• [Collected data]
_ _ _ _

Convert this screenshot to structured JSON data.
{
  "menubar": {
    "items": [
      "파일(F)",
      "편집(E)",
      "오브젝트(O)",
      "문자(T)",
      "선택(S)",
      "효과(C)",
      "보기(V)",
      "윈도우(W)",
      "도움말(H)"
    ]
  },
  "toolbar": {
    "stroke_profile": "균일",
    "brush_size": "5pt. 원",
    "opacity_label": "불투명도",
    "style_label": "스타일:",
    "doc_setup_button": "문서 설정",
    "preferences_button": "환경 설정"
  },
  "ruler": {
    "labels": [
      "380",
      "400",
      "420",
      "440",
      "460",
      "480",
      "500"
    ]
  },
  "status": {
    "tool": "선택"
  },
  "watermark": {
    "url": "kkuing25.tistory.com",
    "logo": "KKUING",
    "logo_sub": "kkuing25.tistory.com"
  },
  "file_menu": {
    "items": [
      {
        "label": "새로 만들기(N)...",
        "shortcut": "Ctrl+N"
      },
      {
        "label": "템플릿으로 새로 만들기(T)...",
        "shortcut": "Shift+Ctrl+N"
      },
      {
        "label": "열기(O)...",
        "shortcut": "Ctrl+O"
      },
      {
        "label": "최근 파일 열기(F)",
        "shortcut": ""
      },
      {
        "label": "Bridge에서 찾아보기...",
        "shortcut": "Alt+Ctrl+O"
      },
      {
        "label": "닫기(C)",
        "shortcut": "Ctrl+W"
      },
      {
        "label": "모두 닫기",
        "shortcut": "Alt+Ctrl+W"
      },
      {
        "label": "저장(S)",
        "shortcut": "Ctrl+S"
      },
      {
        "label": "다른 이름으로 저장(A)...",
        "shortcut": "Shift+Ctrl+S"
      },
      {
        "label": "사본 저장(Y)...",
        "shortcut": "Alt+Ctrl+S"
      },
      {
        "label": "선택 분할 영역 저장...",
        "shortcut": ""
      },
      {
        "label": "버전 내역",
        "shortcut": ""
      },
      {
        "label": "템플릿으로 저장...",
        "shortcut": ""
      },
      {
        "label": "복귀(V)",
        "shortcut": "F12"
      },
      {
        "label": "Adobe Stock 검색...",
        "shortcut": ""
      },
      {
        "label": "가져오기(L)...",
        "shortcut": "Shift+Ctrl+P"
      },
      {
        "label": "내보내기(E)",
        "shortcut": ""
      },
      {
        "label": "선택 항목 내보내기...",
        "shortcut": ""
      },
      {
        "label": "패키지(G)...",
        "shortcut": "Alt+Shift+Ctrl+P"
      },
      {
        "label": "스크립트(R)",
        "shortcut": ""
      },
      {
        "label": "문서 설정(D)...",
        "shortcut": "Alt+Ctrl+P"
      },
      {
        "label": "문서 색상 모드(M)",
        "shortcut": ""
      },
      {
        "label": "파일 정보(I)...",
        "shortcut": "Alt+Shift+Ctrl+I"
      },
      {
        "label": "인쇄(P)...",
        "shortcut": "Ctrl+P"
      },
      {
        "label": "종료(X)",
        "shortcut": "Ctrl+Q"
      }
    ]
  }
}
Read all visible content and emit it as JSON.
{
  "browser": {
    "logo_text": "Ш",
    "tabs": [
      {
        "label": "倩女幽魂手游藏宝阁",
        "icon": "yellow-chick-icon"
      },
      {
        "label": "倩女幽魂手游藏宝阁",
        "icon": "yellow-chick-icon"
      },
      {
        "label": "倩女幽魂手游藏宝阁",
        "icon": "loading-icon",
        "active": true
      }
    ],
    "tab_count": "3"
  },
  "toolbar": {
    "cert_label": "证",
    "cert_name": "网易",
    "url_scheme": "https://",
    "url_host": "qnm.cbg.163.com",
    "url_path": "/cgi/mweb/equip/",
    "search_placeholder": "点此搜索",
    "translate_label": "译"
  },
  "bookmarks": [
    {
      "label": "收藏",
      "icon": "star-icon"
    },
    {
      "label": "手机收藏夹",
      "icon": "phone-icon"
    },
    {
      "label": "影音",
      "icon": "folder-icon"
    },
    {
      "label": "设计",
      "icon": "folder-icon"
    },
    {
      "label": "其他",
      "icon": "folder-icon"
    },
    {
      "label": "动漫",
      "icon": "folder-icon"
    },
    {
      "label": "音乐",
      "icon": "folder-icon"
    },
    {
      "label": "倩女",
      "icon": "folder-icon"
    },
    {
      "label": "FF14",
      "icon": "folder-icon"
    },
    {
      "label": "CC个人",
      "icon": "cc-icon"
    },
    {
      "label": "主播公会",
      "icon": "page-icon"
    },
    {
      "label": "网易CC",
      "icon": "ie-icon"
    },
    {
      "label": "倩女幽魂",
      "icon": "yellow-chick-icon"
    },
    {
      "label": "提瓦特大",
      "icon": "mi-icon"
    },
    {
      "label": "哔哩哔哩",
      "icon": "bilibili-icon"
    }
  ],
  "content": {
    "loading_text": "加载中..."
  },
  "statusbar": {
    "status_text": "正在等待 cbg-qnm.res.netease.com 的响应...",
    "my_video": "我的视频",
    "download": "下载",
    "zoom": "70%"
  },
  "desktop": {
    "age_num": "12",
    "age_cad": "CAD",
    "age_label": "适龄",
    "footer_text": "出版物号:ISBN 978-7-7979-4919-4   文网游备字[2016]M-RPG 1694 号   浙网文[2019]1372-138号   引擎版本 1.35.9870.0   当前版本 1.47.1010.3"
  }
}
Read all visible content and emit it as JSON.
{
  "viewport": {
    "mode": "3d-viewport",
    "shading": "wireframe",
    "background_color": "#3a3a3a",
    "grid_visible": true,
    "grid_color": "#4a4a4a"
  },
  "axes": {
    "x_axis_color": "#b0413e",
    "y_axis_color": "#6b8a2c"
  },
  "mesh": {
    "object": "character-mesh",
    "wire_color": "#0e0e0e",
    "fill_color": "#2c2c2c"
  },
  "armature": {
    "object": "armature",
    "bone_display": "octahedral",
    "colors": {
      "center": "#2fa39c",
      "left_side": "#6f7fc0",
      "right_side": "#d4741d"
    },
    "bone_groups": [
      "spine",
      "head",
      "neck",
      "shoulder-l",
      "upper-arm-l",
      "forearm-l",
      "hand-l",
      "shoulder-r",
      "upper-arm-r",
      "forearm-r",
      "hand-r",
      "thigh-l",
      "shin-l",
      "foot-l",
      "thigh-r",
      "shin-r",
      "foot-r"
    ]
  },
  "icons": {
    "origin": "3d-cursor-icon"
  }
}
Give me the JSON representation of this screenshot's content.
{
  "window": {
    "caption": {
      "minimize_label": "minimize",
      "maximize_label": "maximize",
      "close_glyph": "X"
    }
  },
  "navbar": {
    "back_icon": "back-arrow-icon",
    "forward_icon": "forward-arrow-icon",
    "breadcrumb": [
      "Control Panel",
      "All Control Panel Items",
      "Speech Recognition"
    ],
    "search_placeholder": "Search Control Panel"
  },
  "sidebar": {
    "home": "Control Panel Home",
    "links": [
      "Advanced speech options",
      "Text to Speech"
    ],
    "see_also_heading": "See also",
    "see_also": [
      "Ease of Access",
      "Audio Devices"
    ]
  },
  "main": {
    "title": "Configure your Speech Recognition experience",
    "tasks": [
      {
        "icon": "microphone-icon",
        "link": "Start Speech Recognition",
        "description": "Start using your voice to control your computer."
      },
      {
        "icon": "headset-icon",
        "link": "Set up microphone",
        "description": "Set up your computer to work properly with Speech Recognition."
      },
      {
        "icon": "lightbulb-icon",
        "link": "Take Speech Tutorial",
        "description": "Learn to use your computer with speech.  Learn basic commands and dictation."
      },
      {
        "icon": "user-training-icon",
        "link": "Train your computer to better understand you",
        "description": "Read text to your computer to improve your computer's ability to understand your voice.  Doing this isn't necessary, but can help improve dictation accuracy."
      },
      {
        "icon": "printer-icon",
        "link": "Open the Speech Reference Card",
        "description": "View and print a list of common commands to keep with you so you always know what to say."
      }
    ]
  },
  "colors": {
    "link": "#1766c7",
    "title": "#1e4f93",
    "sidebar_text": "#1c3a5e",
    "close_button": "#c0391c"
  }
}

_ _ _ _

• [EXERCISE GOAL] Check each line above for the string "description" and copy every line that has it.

• [TASK SOLUTION]
        "description": "Start using your voice to control your computer."
        "description": "Set up your computer to work properly with Speech Recognition."
        "description": "Learn to use your computer with speech.  Learn basic commands and dictation."
        "description": "Read text to your computer to improve your computer's ability to understand your voice.  Doing this isn't necessary, but can help improve dictation accuracy."
        "description": "View and print a list of common commands to keep with you so you always know what to say."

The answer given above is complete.